The strongest echo of the ancient Chaoskampf in the Baptismal service is the assertion that God crushed the heads of the dragons (δρακόντων) dwelling in the water of Jordan. The wording in the prayer for water’s blessing and sanctification is almost identical to that of Ps 74,13-14 [73,14-15].
You divided the sea by your might; you broke the heads of the dragons in the waters.
You crushed the heads of Leviathan; you gave him as food for the creatures of the wilderness (Ps 74,13-14 NRSV)
Three petitions following this statement demonstrate that the motif of fight against dragons received new significance in the exegesis of baptismal ritual.
(h) “...Make it (the water) ..., able to destroy devils (δαίμοσιν), to cast away the malevolent powers (ταις εναντίαις δυνάμεσιν) ... May the foes (οι επιβουλεύοντες) of your Creation flee from it...
... May the sign of your Cross break all malevolent powers (αι εναντίαι δυνάμεις)
... and let not the dark spirit (δαιμόνιον σκοτεινόν) hide within this water (τω ύδατι)...”
Obviously, the “dragons” signify devils, and the fight against chaos has be-come the fight of man against the devil.
In conclusion, the Chaoskampf motif has a dual function in the baptismal ritu-al. In keeping with the Biblical authors, the motif of combat against chaos is a way of proclaiming the obedience of the entire created world to the Saviour.
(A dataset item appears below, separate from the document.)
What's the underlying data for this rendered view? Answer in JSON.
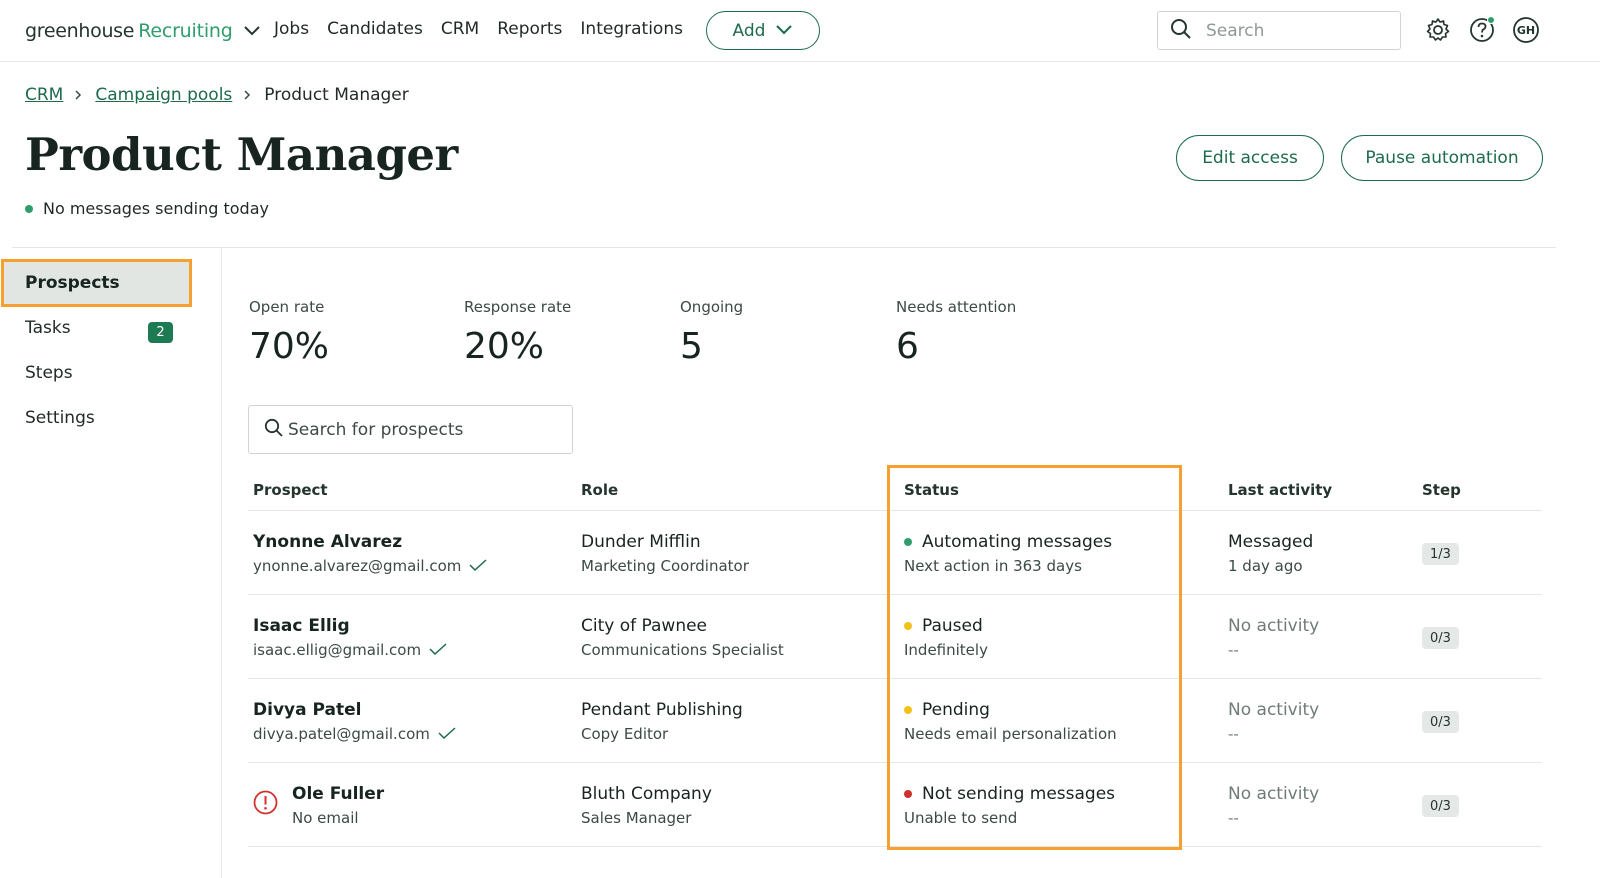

Old Testament references, mainly those included in the prayer for water sanctification, also show that the same motif proclaims the supremacy of the Saviour in the war against devil. By His death and Resurrection, Christ triumphed decisively over evil. In their baptismal reinterpretation, biblical references emphasize the fact that evil powers cannot prevail against the Lord and cannot resist the power that casts them away from the baptized person.

Pagini: 55-74